Table 2. Indicates the results of the happiness score and the interpretation of the score.
The above table consists of the results of the happiness score and it’s interpretation. The scale used to calculate the interpretation of the happiness score is determined by the questionnaire and is as follows:
1-2 : Not happy
2-3 : Somewhat unhappy
3-4 : Not particularly happy or unhappy
4 : Somewhat happy or moderately happy
4-5 : Rather happy; pretty happy
5-6 : Very happy
6 : Too happy
From the results above we see an increase in the happiness score over the duration of time when journaling.
The results of the journalism process indicated that my level of happiness increased due to self-reflection and changing my thought processes. The study supported the statement, ‘It’s the Thought that Counts.’ The journaling process helps me to conduct the self-reflection process and develop positive thoughts that improved my feelings of happiness. The study also supported the hypothesis that the mind plays a key role in affecting the feelings of happiness through processes, such as self-reflection and self-understanding. The results are useful for others to increase happiness and other outcomes, such as mental and physical wellbeing. People should conduct regular self-reflection through acts, such as journaling to understand their level of happiness and possibly create new thought processes to improve their happiness.
Brandner, P., Güroğlu, B., & Crone, E. A. (2020). I am happy for us: Neural Processing of Vicarious Joy when Winning for Parents versus Strangers. Cognitive, Affective, & Behavioral Neuroscience, 1-14.
Kim, J., & Hong, S. (2016). Influence of Self-reflection, Self-esteem, and Empathy on Happiness Index in Nursing Students. Journal of East-West Nursing Research, 22(2), 113-120.
Medvedev, O. N., Siegert, R. J., Mohamed, A. D., Shepherd, D., Landhuis, E., & Krägeloh, C. U. (2017). The Oxford Happiness Questionnaire: Transformation from an Ordinal to an Interval Measure using Rasch Analysis. Journal of Happiness Studies, 18(5), 1425-1443.
Quoidbach, J., Taquet, M., Desseilles, M., de Montjoye, Y. A., & Gross, J. J. (2019). Happiness and Social Behavior.
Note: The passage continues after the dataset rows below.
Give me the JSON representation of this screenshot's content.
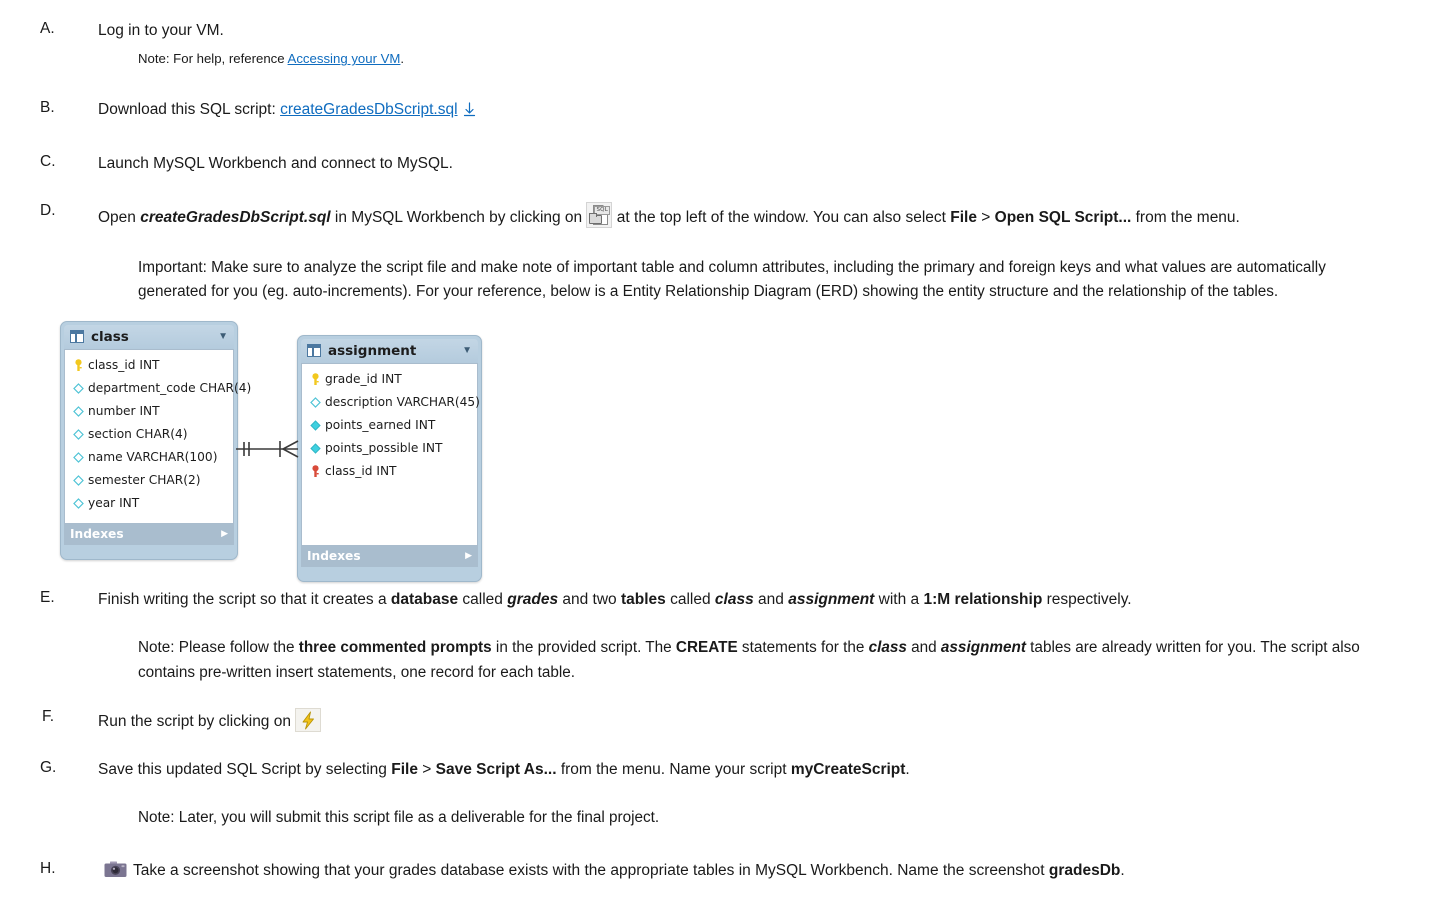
{
  "document": {
    "steps": [
      {
        "letter": "A.",
        "text": "Log in to your VM.",
        "note_prefix": "Note: For help, reference ",
        "note_link": "Accessing your VM",
        "note_suffix": "."
      },
      {
        "letter": "B.",
        "text_prefix": "Download this SQL script: ",
        "link": "createGradesDbScript.sql",
        "download_icon": "download-arrow-icon"
      },
      {
        "letter": "C.",
        "text": "Launch MySQL Workbench and connect to MySQL."
      },
      {
        "letter": "D.",
        "p1": "Open ",
        "file": "createGradesDbScript.sql",
        "p2": " in MySQL Workbench by clicking on ",
        "icon": "open-sql-script-icon",
        "p3": " at the top left of the window. You can also select ",
        "menu1": "File",
        "sep": " > ",
        "menu2": "Open SQL Script...",
        "p4": " from the menu.",
        "important": "Important: Make sure to analyze the script file and make note of important table and column attributes, including the primary and foreign keys and what values are automatically generated for you (eg. auto-increments). For your reference, below is a Entity Relationship Diagram (ERD) showing the entity structure and the relationship of the tables."
      },
      {
        "letter": "E.",
        "p1": "Finish writing the script so that it creates a ",
        "b1": "database",
        "p2": " called ",
        "i1": "grades",
        "p3": " and two ",
        "b2": "tables",
        "p4": " called ",
        "i2": "class",
        "p5": " and ",
        "i3": "assignment",
        "p6": " with a ",
        "b3": "1:M relationship",
        "p7": " respectively.",
        "note_p1": "Note: Please follow the ",
        "note_b1": "three commented prompts",
        "note_p2": " in the provided script. The ",
        "note_b2": "CREATE",
        "note_p3": " statements for the ",
        "note_i1": "class",
        "note_p4": " and ",
        "note_i2": "assignment",
        "note_p5": " tables are already written for you. The script also contains pre-written insert statements, one record for each table."
      },
      {
        "letter": "F.",
        "text": "Run the script by clicking on ",
        "icon": "run-script-lightning-icon"
      },
      {
        "letter": "G.",
        "p1": "Save this updated SQL Script by selecting ",
        "menu1": "File",
        "sep": " > ",
        "menu2": "Save Script As...",
        "p2": " from the menu. Name your script ",
        "b1": "myCreateScript",
        "p3": ".",
        "note": "Note: Later, you will submit this script file as a deliverable for the final project."
      },
      {
        "letter": "H.",
        "icon": "camera-icon",
        "p1": "Take a screenshot showing that your grades database exists with the appropriate tables in MySQL Workbench. Name the screenshot ",
        "b1": "gradesDb",
        "p2": "."
      }
    ]
  },
  "erd": {
    "relationship_notation": "one-to-many-crowsfoot",
    "tables": [
      {
        "name": "class",
        "caret": "▼",
        "indexes_label": "Indexes",
        "indexes_caret": "▶",
        "columns": [
          {
            "name": "class_id INT",
            "key": "primary"
          },
          {
            "name": "department_code CHAR(4)",
            "key": "nullable"
          },
          {
            "name": "number INT",
            "key": "nullable"
          },
          {
            "name": "section CHAR(4)",
            "key": "nullable"
          },
          {
            "name": "name VARCHAR(100)",
            "key": "nullable"
          },
          {
            "name": "semester CHAR(2)",
            "key": "nullable"
          },
          {
            "name": "year INT",
            "key": "nullable"
          }
        ]
      },
      {
        "name": "assignment",
        "caret": "▼",
        "indexes_label": "Indexes",
        "indexes_caret": "▶",
        "columns": [
          {
            "name": "grade_id INT",
            "key": "primary"
          },
          {
            "name": "description VARCHAR(45)",
            "key": "nullable"
          },
          {
            "name": "points_earned INT",
            "key": "notnull"
          },
          {
            "name": "points_possible INT",
            "key": "notnull"
          },
          {
            "name": "class_id INT",
            "key": "foreign"
          }
        ]
      }
    ]
  },
  "colors": {
    "link": "#0f6cbf",
    "erd_header": "#b8cfe0",
    "erd_border": "#9fb8cb",
    "erd_footer": "#a9bdce",
    "key_primary": "#f2c81e",
    "key_foreign": "#d94b3a",
    "diamond_notnull": "#3fd0e0",
    "bolt": "#f2c21a",
    "camera": "#7b7591"
  }
}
Psychological Science, 30(8), 1111-1122.
Shi, L., Sun, J., Wu, X., Wei, D., Chen, Q., Yang, W., … & Qiu, J. (2018). Brain Networks of Happiness: Dynamic Functional Connectivity among the Default, Cognitive and Salience Networks Relates to Subjective Well-being. Social Cognitive and Affective Neuroscience, 13(8), 851-862.
White, S. C. (2017). Relational Wellbeing: Re-centring the Politics of Happiness, Policy and the self. Policy & Politics, 45(2), 121-136.
Oxford Happiness Questionnaire was developed by psychologists Michael Argyle and Peter Hills at Oxford University. It gives a good snapshot of one’s level of happiness.